Autologous cell transplantation for the treatment of damaged myocardium after myocardial infarction is becoming an increasingly promising strategy. This form of treatment can be divided into 2 treatment strategies: The first uses differentiated cell types to replace the scarred tissue with living cells, while the second strategy uses stem cells in an attempt to regenerate myocardium. Over the past decade, multiple cell types have been used in animal studies, and clinical trials to determine the safety of injecting and engrafting skeletal myoblasts into damaged myocardium are presently being conducted. Animals studies focused on using stem cells to regenerate damaged myocardium have shown a naturally occurring reparative process that consists of up-regulation of progenitor cell release from the bone marrow after myocardial infarction, homing of these cells to the injured tissue, and differentiation of these progenitor cells into vascular cells and cardiac myocytes within the infarcted tissue. Unfortunately, this process occurs with great infrequency. Strategies to regenerate myocardium with stem cells either extract stem cells from the bone marrow and inject these cells into the damaged area or they attempt to increase the efficiency of the natural reparative process by increasing the mobilization of bone marrow-derived stem cells after myocardial infarction. This review summarizes the field of cell transplantation over the past decade, discusses areas of controversy, and proposes an outline of advancements that need to be made in both the clinical and scientific arenas for autologous cell transplantation to fully reach its clinical potential.

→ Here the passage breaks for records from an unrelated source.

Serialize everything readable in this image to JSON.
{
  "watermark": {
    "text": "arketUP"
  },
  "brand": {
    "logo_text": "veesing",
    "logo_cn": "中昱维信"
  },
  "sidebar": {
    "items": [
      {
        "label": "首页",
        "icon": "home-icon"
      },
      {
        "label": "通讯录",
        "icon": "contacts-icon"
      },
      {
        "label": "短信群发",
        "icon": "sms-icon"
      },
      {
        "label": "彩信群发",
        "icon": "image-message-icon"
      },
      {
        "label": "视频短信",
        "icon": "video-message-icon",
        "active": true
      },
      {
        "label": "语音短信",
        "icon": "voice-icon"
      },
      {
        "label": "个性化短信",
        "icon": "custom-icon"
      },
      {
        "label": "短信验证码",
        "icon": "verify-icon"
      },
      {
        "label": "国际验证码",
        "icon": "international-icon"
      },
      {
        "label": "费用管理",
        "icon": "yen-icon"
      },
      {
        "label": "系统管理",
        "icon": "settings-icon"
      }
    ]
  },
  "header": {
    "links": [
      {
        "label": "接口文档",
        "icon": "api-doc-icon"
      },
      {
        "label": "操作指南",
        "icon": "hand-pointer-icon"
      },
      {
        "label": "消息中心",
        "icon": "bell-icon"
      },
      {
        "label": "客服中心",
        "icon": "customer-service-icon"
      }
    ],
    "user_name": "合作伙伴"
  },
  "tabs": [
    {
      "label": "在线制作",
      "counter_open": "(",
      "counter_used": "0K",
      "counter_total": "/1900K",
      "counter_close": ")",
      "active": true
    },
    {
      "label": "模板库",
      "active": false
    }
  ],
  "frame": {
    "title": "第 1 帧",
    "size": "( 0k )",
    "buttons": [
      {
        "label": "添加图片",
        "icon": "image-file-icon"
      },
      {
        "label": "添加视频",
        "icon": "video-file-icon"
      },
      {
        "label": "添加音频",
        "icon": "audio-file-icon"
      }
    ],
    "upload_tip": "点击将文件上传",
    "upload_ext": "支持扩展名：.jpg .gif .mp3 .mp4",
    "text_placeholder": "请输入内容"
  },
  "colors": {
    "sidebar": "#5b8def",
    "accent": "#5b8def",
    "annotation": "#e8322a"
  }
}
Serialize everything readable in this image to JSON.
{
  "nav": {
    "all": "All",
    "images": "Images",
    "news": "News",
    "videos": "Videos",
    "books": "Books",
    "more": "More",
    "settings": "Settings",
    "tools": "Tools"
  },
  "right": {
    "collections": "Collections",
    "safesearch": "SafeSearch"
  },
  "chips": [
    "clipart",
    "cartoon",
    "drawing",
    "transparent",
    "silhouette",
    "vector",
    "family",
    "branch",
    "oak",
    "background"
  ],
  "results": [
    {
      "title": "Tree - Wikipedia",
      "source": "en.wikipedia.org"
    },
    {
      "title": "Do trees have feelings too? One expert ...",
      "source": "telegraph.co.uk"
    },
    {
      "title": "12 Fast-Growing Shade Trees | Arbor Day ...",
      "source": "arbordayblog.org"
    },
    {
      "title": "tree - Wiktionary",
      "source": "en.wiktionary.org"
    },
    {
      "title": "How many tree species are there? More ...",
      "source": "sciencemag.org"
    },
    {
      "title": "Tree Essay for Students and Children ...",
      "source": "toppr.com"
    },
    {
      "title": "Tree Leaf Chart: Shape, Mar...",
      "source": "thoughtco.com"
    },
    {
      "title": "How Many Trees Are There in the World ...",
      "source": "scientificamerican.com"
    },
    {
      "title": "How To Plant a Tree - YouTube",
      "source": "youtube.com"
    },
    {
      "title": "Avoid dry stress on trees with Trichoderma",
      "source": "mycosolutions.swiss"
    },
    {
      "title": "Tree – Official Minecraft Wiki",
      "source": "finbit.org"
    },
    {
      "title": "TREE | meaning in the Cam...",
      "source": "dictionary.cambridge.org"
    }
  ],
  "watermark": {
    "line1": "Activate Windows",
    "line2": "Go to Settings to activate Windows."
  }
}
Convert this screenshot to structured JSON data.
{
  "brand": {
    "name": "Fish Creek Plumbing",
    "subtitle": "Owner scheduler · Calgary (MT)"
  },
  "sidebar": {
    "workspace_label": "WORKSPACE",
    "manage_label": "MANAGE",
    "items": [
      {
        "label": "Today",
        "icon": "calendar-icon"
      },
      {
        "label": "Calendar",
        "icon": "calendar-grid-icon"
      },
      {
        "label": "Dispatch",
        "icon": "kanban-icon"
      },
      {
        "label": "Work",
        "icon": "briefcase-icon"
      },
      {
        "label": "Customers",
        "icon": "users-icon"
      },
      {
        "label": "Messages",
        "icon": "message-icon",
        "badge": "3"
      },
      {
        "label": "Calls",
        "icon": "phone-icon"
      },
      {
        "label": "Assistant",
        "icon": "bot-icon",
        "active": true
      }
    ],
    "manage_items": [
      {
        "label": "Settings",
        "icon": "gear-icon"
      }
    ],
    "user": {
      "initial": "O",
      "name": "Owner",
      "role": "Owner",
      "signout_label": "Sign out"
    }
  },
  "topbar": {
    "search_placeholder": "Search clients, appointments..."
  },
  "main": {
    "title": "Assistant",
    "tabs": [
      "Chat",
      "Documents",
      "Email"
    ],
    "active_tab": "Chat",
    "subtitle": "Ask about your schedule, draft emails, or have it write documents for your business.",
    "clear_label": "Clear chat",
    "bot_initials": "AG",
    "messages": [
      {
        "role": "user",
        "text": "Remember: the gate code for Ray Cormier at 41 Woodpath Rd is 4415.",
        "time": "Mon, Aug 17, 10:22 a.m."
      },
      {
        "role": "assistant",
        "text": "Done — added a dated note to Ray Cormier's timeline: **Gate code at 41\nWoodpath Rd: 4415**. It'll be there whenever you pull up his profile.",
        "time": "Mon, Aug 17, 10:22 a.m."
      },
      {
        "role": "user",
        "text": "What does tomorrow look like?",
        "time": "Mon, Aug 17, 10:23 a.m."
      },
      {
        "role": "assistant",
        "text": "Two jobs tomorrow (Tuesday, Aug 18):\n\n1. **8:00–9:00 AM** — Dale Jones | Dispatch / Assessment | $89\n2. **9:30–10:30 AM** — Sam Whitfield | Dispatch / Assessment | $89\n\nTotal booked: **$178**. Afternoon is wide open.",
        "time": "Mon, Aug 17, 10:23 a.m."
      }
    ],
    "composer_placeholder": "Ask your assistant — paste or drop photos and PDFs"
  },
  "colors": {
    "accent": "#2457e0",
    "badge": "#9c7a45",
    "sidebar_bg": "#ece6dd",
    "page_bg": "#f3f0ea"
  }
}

ASJC Scopus subject areas
- Cardiology and Cardiovascular Medicine